You've heard that story about Humpty Dumpty, who sat on the wall, had a great fall and so forth. This is not the story of Humpty Dumpty. This is a short tale about Harry Dumpty and how he came to be perched on a wall outside the Madison Municipal Building's west entrance overlooking Martin Luther King Jr. Boulevard.
Given the cautionary tale of that other Dumpty fellow, this sort of behavior might strike you as inadvisable at best, or perhaps even reckless. But not to worry. Harry Dumpty is an inanimate egg-shaped figure cast in cholesterol-free bronze.

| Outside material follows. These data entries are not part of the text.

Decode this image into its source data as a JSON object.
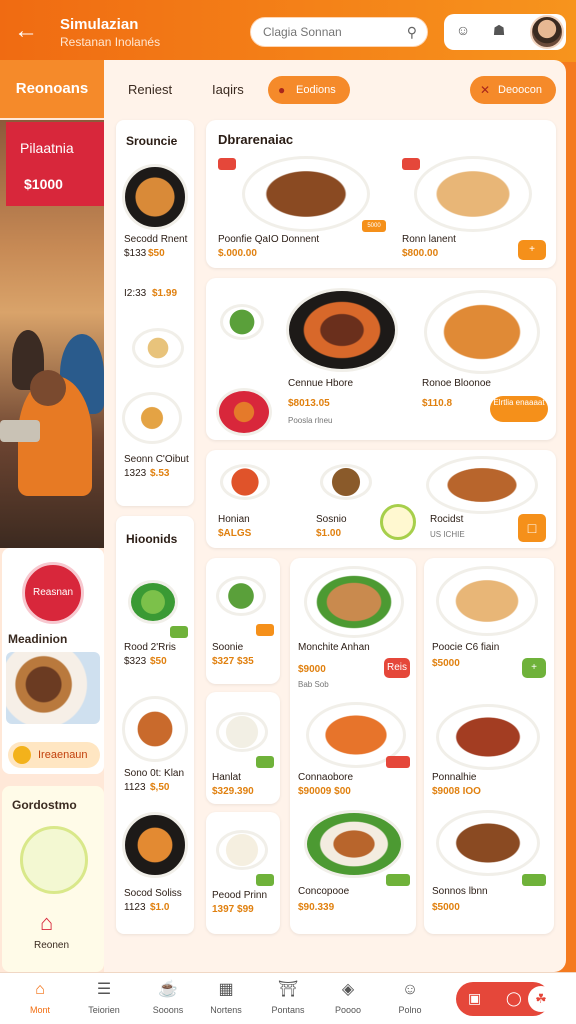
{
  "header": {
    "title": "Simulazian",
    "subtitle": "Restanan Inolanés",
    "search_placeholder": "Clagia Sonnan",
    "icons": [
      "back-arrow-icon",
      "search-icon",
      "face-icon",
      "bag-icon"
    ]
  },
  "sidebar": {
    "title": "Reonoans",
    "promo_title": "Pilaatnia",
    "promo_price": "$1000",
    "circle_label": "Reasnan",
    "section_label": "Meadinion",
    "pill_label": "Ireaenaun",
    "card2_label_prefix": "G",
    "card2_label": "Gordostmo",
    "card2_bottom": "Reonen"
  },
  "tabs": {
    "tab1": "Reniest",
    "tab2": "Iaqirs",
    "pill1": "Eodions",
    "pill2": "Deoocon"
  },
  "categories": {
    "col1_title": "Srouncie",
    "col2_title": "Hioonids"
  },
  "feature": {
    "title": "Dbrarenaiac"
  },
  "dishes": {
    "c1a": {
      "name": "Secodd Rnent",
      "price1": "$133",
      "price2": "$50"
    },
    "c1b": {
      "name": "I2:33",
      "price": "$1.99"
    },
    "c1c": {
      "name": "Seonn C'Oibut",
      "price1": "1323",
      "price2": "$.53"
    },
    "c1d": {
      "name": "Rood 2'Rris",
      "price1": "$323",
      "price2": "$50"
    },
    "c1e": {
      "name": "Sono 0t: Klan",
      "price": "1123",
      "price2": "$,50"
    },
    "c1f": {
      "name": "Socod Soliss",
      "price": "1123",
      "price2": "$1.0"
    },
    "f1": {
      "name": "Poonfie QaIO Donnent",
      "price": "$.000.00",
      "tag": "5000"
    },
    "f2": {
      "name": "Ronn lanent",
      "price": "$800.00"
    },
    "f3": {
      "name": "Cennue Hbore",
      "price": "$8013.05",
      "sub": "Poosla rlneu"
    },
    "f4": {
      "name": "Ronoe Bloonoe",
      "price": "$110.8",
      "btn": "Elrtlia enaaaat"
    },
    "s1": {
      "name": "Honian",
      "price": "$ALGS"
    },
    "s2": {
      "name": "Sosnio",
      "price": "$1.00"
    },
    "s3": {
      "name": "Rocidst",
      "sub": "US ICHIE"
    },
    "g1": {
      "name": "Soonie",
      "price": "$327 $35"
    },
    "g2": {
      "name": "Monchite Anhan",
      "price": "$9000",
      "sub": "Bab Sob",
      "tag": "Reis"
    },
    "g3": {
      "name": "Poocie C6 fiain",
      "price": "$5000"
    },
    "g4": {
      "name": "Hanlat",
      "price": "$329.390"
    },
    "g5": {
      "name": "Connaobore",
      "price": "$90009 $00"
    },
    "g6": {
      "name": "Ponnalhie",
      "price": "$9008 IOO"
    },
    "g7": {
      "name": "Peood Prinn",
      "price": "1397 $99"
    },
    "g8": {
      "name": "Concopooe",
      "price": "$90.339"
    },
    "g9": {
      "name": "Sonnos lbnn",
      "price": "$5000"
    }
  },
  "bottom_nav": [
    {
      "label": "Mont",
      "icon": "home-icon"
    },
    {
      "label": "Teiorien",
      "icon": "list-icon"
    },
    {
      "label": "Sooons",
      "icon": "chef-icon"
    },
    {
      "label": "Nortens",
      "icon": "calendar-icon"
    },
    {
      "label": "Pontans",
      "icon": "building-icon"
    },
    {
      "label": "Poooo",
      "icon": "gift-icon"
    },
    {
      "label": "Polno",
      "icon": "face-icon"
    }
  ],
  "colors": {
    "brand_orange": "#f47a1f",
    "accent_red": "#d8273b",
    "accent_green": "#6fb23a"
  }
}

The sculpture is the work of Brent George, who moved to Madison about a year ago from DeKalb, Ill. An artist for more than a decade, George, now 35, modeled the figure back in 1997. This is the third copy of Harry Dumpty in an edition of nine. It was cast by Pardeeville artist David Stott.
Perched outside the Madison Municipal Building, Harry Dumpty announces "The Cast Bronzes of Brent George," an exhibition of works ranging from representations of the moon and the sun (both with faces) and a work titled "Trip on a Brick" to animals both domesticated and wild: a cow, a pig, a hippo, a silverback. Also including a slide show that illustrates the demands of the casting process, the show is on view in the Madison Arts Commission's ARTspace gallery in the Municipal Building's first-floor lobby -- along with an impressive exhibition of portrait and scene drawings by the self-taught artist Levi Williams.
Both exhibitions are on display through June 30. The irreverence of Harry Dumpty leads me to wish the sculpture could remain sitting on the wall indefinitely: It's the sort of unobtrusive, fanciful figure that sneaks up on you and causes first a double-take, then a smile. You see this kind of public art with some frequency in Europe and other civilized cities where people who have a sense of humor live with gusto.